[Data records]
BEGIN

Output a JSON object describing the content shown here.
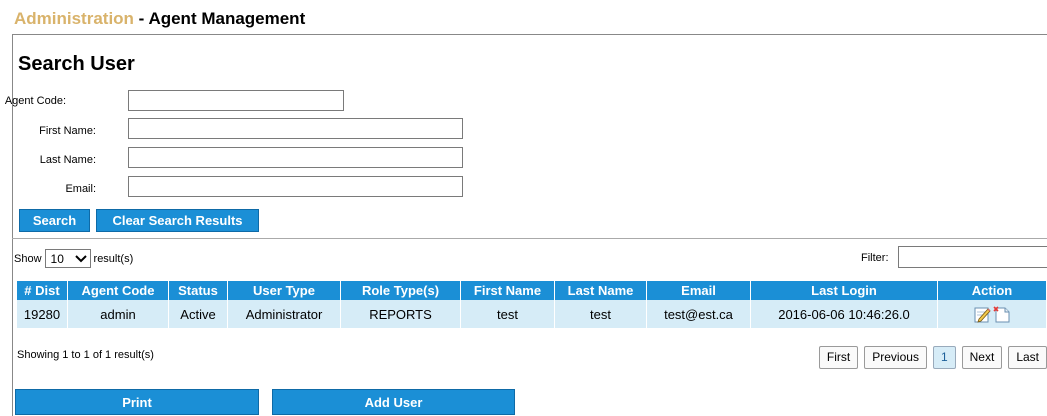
{
  "page": {
    "section": "Administration",
    "separator": " - ",
    "title": "Agent Management"
  },
  "search": {
    "heading": "Search User",
    "fields": [
      {
        "label": "Agent Code:",
        "value": "",
        "placeholder": ""
      },
      {
        "label": "First Name:",
        "value": "",
        "placeholder": ""
      },
      {
        "label": "Last Name:",
        "value": "",
        "placeholder": ""
      },
      {
        "label": "Email:",
        "value": "",
        "placeholder": ""
      }
    ],
    "search_button": "Search",
    "clear_button": "Clear Search Results"
  },
  "list_controls": {
    "show_label": "Show",
    "page_size": "10",
    "result_suffix": "result(s)",
    "filter_label": "Filter:",
    "filter_value": ""
  },
  "table": {
    "columns": [
      "# Dist",
      "Agent Code",
      "Status",
      "User Type",
      "Role Type(s)",
      "First Name",
      "Last Name",
      "Email",
      "Last Login",
      "Action"
    ],
    "rows": [
      {
        "dist": "19280",
        "agent_code": "admin",
        "status": "Active",
        "user_type": "Administrator",
        "role_types": "REPORTS",
        "first_name": "test",
        "last_name": "test",
        "email": "test@est.ca",
        "last_login": "2016-06-06 10:46:26.0",
        "actions": [
          "edit-icon",
          "delete-icon"
        ]
      }
    ]
  },
  "pagination": {
    "summary": "Showing 1 to 1 of 1 result(s)",
    "first": "First",
    "previous": "Previous",
    "current": "1",
    "next": "Next",
    "last": "Last"
  },
  "actions": {
    "print": "Print",
    "add_user": "Add User"
  },
  "colors": {
    "accent": "#1b8fd6",
    "section_title": "#d9b36b",
    "row_background": "#d6ecf7"
  }
}
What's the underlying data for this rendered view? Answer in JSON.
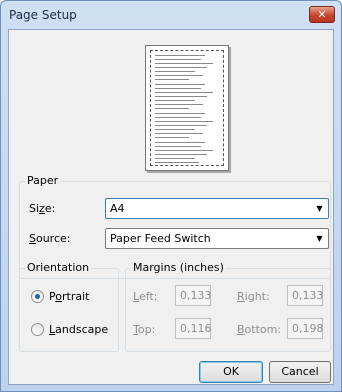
{
  "window": {
    "title": "Page Setup",
    "close_glyph": "✕"
  },
  "paper": {
    "group_label": "Paper",
    "size_label_a": "Si",
    "size_label_u": "z",
    "size_label_b": "e:",
    "size_value": "A4",
    "source_label_u": "S",
    "source_label_b": "ource:",
    "source_value": "Paper Feed Switch"
  },
  "orientation": {
    "group_label": "Orientation",
    "portrait_a": "P",
    "portrait_u": "o",
    "portrait_b": "rtrait",
    "landscape_u": "L",
    "landscape_b": "andscape",
    "selected": "Portrait"
  },
  "margins": {
    "group_label": "Margins (inches)",
    "left_label_u": "L",
    "left_label_b": "eft:",
    "left_value": "0,133",
    "right_label_u": "R",
    "right_label_b": "ight:",
    "right_value": "0,133",
    "top_label_u": "T",
    "top_label_b": "op:",
    "top_value": "0,116",
    "bottom_label_u": "B",
    "bottom_label_b": "ottom:",
    "bottom_value": "0,198"
  },
  "buttons": {
    "ok": "OK",
    "cancel": "Cancel"
  },
  "icons": {
    "close": "close-icon",
    "combo_arrow": "chevron-down-icon"
  }
}
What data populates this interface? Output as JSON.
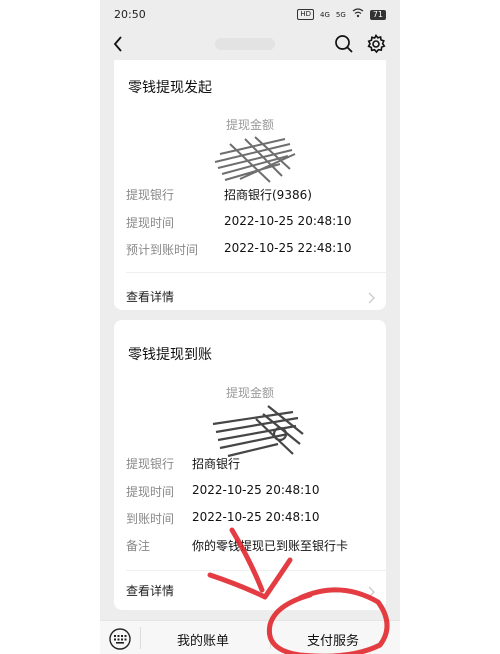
{
  "status_bar": {
    "time": "20:50",
    "hd_badge": "HD",
    "net_4g": "4G",
    "net_5g": "5G",
    "battery": "71"
  },
  "navbar": {
    "back_icon": "back-arrow-icon",
    "search_icon": "search-icon",
    "settings_icon": "gear-icon"
  },
  "card1": {
    "title": "零钱提现发起",
    "amount_label": "提现金额",
    "rows": [
      {
        "label": "提现银行",
        "value": "招商银行(9386)"
      },
      {
        "label": "提现时间",
        "value": "2022-10-25 20:48:10"
      },
      {
        "label": "预计到账时间",
        "value": "2022-10-25 22:48:10"
      }
    ],
    "detail_label": "查看详情"
  },
  "card2": {
    "title": "零钱提现到账",
    "amount_label": "提现金额",
    "rows": [
      {
        "label": "提现银行",
        "value": "招商银行"
      },
      {
        "label": "提现时间",
        "value": "2022-10-25 20:48:10"
      },
      {
        "label": "到账时间",
        "value": "2022-10-25 20:48:10"
      },
      {
        "label": "备注",
        "value": "你的零钱提现已到账至银行卡"
      }
    ],
    "detail_label": "查看详情"
  },
  "tabbar": {
    "keyboard_icon": "keyboard-icon",
    "tab_bills": "我的账单",
    "tab_services": "支付服务"
  },
  "colors": {
    "background": "#ededed",
    "card": "#ffffff",
    "label_gray": "#888888",
    "annotation_red": "#e0282e"
  }
}
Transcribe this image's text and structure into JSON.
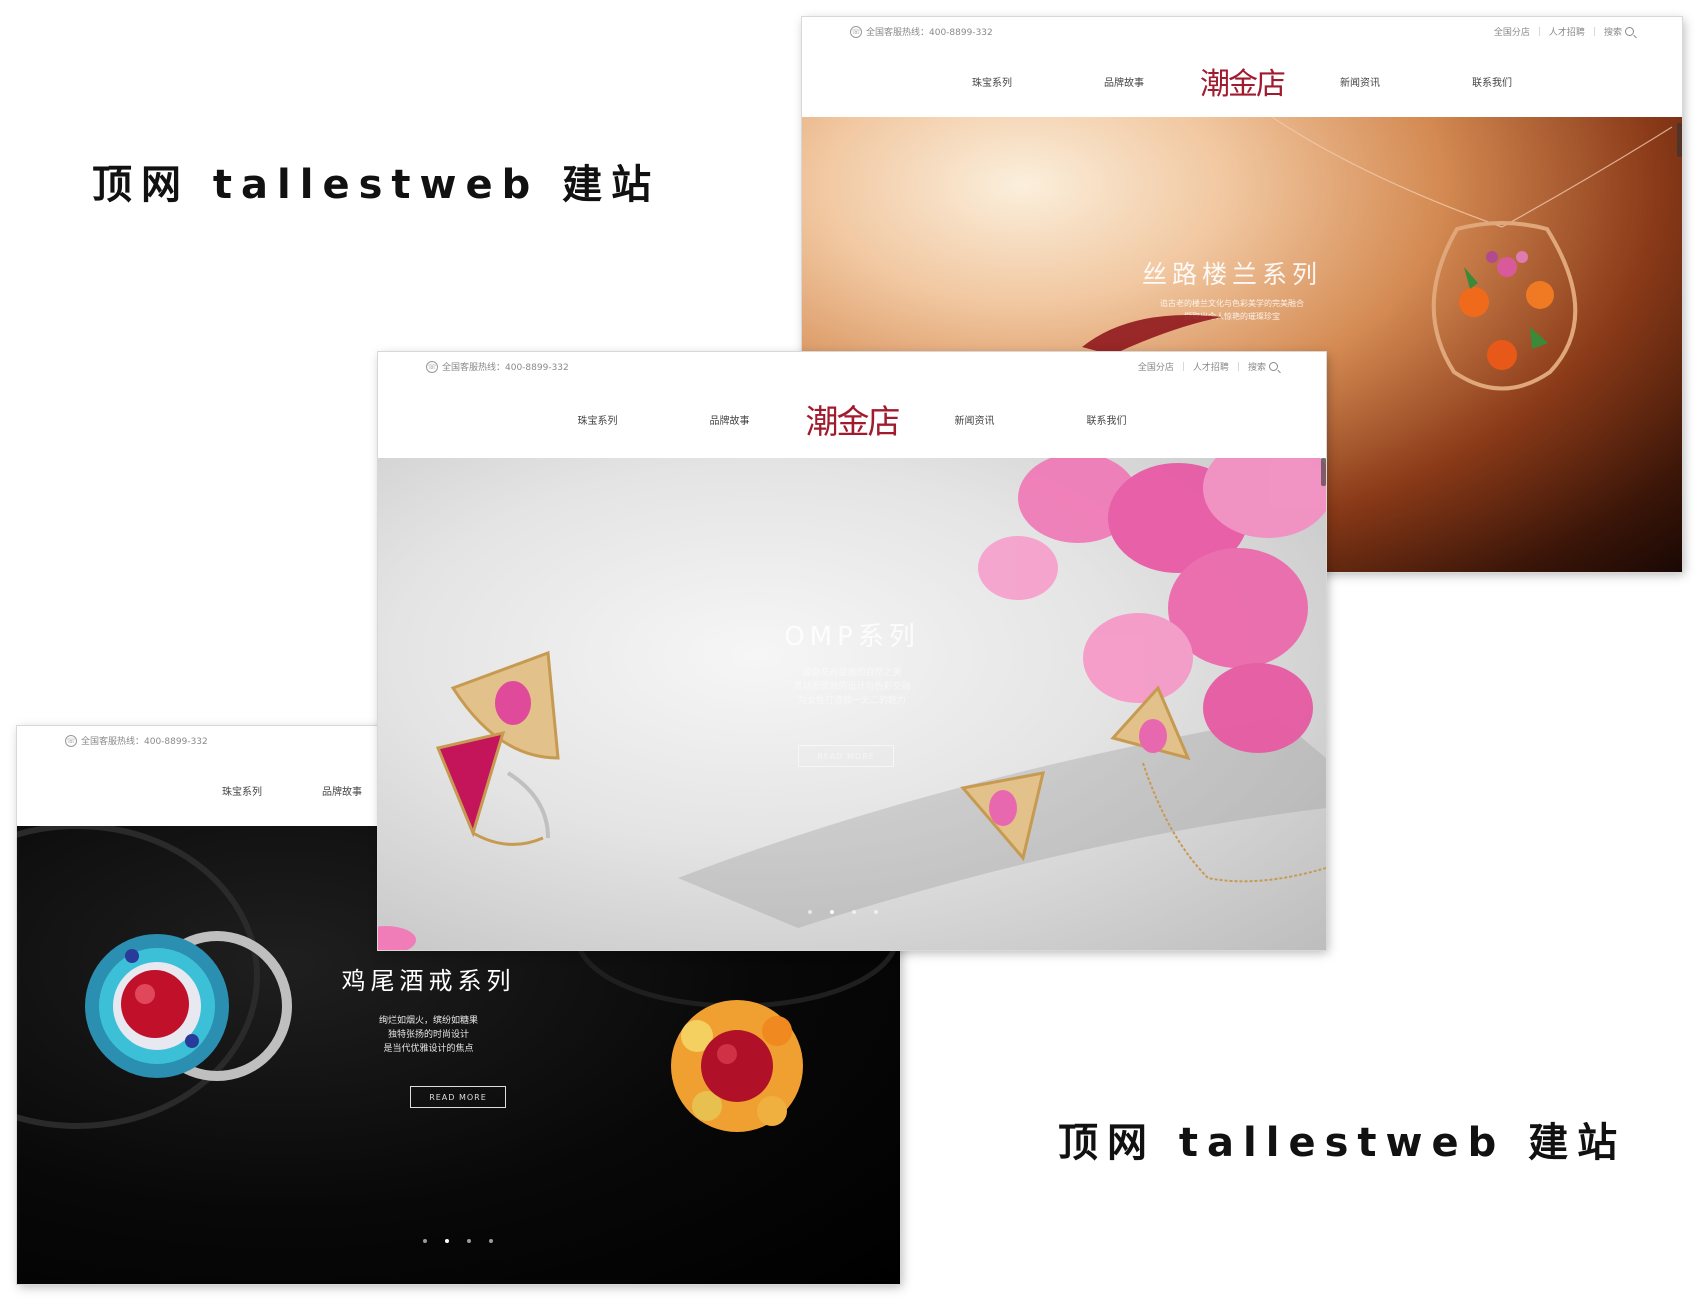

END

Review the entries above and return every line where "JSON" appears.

Output a JSON object describing the content shown here.
What's the underlying data for this rendered view? Answer in JSON.
What data populates this interface? Output as JSON.
Transcribe this image's text and structure into JSON.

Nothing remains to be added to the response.